About this exercise —
State how many lines of the entries hold the string "kind", and nothing more.

Data records
※ ※ ※
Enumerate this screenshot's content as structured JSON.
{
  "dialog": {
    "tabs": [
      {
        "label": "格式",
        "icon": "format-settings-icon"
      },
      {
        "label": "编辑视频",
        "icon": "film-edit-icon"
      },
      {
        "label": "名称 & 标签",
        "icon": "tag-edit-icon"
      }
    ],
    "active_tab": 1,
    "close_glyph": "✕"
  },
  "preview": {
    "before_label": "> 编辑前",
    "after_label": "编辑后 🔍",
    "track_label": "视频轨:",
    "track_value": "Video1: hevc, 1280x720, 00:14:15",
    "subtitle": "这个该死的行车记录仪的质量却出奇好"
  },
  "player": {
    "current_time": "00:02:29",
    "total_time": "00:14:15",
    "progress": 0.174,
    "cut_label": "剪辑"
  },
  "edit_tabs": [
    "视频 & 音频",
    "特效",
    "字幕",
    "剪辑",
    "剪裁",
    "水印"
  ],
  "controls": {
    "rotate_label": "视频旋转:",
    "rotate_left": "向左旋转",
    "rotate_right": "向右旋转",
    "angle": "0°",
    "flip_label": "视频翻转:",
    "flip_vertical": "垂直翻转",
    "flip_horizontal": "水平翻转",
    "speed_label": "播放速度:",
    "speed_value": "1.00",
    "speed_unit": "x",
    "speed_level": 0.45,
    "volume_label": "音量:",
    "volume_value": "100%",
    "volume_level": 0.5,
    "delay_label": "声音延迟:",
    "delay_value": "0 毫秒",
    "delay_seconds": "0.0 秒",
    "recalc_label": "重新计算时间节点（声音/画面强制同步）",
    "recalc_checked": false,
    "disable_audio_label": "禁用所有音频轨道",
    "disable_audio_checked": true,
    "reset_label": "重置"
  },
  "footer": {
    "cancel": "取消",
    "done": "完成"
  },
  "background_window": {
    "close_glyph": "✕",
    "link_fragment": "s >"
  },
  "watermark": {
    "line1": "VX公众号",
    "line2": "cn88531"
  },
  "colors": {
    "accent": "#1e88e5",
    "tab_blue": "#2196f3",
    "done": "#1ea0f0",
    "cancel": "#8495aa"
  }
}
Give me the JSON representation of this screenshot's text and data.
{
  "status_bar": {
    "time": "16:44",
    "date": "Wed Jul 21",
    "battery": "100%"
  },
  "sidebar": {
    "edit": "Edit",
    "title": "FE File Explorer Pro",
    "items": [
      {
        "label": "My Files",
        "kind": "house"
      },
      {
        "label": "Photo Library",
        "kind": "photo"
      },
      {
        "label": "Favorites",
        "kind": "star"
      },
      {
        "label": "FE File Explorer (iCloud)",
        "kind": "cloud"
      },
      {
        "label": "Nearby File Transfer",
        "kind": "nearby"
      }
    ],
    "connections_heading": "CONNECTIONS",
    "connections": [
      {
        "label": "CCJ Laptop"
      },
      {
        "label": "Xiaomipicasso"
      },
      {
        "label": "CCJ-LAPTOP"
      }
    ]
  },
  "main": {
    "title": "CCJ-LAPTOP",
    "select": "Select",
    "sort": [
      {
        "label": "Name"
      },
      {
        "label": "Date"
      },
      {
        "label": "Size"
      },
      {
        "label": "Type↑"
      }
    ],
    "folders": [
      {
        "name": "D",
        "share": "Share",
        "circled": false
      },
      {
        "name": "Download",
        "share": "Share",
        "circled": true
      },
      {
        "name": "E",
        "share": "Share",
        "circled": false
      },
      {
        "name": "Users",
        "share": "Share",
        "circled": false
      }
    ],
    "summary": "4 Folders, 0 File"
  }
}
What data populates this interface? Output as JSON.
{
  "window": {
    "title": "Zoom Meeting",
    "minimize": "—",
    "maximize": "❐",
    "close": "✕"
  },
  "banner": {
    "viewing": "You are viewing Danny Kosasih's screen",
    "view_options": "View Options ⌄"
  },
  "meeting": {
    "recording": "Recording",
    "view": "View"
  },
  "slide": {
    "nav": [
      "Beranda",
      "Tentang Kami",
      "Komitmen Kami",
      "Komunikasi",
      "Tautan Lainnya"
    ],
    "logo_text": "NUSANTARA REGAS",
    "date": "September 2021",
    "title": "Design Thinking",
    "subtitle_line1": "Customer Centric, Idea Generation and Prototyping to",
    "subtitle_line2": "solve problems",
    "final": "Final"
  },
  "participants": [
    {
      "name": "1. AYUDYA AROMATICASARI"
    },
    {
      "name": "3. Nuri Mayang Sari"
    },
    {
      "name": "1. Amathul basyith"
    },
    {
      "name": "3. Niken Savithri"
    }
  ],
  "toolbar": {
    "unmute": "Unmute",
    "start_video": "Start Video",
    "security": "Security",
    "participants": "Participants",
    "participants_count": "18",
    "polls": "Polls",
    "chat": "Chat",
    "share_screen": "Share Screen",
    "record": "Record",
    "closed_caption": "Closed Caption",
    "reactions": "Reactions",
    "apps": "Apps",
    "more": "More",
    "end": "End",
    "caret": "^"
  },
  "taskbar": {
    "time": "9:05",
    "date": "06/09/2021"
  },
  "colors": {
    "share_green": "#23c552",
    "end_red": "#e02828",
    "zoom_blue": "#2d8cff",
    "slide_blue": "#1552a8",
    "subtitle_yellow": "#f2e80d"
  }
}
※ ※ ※
Output —
5